Description of the task: Among the entries, which lines carry the string "listen"? Copy each of them.

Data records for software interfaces
········

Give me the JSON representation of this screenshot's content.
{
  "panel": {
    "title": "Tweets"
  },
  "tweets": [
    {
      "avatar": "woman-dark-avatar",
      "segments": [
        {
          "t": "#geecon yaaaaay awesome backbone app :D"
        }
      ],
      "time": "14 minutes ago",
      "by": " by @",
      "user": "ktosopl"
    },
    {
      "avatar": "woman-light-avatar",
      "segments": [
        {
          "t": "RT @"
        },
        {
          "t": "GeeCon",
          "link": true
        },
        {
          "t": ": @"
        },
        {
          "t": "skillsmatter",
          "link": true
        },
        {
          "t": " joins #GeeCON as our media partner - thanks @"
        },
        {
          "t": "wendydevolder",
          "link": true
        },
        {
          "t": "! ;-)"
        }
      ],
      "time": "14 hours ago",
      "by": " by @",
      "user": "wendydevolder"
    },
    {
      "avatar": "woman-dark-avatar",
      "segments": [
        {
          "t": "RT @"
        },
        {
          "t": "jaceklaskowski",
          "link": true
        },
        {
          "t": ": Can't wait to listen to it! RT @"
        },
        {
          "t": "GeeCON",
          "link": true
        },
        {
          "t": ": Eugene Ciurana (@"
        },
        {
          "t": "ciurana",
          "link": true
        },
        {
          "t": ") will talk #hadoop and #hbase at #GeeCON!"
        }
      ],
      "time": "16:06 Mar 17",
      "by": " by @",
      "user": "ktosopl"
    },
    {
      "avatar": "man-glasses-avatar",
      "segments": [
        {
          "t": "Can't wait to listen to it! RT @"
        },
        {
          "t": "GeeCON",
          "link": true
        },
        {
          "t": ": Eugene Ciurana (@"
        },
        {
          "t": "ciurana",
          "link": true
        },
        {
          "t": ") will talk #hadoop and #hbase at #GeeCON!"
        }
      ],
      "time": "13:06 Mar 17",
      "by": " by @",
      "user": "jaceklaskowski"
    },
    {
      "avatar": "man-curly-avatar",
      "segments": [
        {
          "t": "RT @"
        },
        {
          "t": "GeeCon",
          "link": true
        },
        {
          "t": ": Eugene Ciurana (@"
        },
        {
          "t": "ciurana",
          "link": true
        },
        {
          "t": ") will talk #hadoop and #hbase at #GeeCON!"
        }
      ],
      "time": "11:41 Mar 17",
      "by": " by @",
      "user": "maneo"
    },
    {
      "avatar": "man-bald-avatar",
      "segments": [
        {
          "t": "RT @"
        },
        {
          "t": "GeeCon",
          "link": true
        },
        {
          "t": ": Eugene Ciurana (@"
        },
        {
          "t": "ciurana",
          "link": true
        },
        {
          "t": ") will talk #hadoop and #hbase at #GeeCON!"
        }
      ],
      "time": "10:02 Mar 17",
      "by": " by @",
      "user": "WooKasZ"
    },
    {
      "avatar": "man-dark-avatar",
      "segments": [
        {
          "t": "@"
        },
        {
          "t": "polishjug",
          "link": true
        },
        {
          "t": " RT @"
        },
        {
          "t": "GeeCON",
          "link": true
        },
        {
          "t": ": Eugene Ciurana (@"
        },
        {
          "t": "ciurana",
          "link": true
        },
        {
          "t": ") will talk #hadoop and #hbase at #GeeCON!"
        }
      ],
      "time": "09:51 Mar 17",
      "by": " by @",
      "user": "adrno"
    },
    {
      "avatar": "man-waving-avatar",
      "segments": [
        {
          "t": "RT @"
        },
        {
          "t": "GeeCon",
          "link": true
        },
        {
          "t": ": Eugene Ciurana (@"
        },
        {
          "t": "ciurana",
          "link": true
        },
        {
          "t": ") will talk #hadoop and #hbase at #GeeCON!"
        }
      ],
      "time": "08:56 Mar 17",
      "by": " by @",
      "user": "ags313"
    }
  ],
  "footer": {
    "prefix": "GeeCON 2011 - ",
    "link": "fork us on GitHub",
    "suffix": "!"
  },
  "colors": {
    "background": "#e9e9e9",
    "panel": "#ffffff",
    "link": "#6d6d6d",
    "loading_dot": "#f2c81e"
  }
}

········

Result for this exercise:
          "t": ": Can't wait to listen to it! RT @"
          "t": "Can't wait to listen to it! RT @"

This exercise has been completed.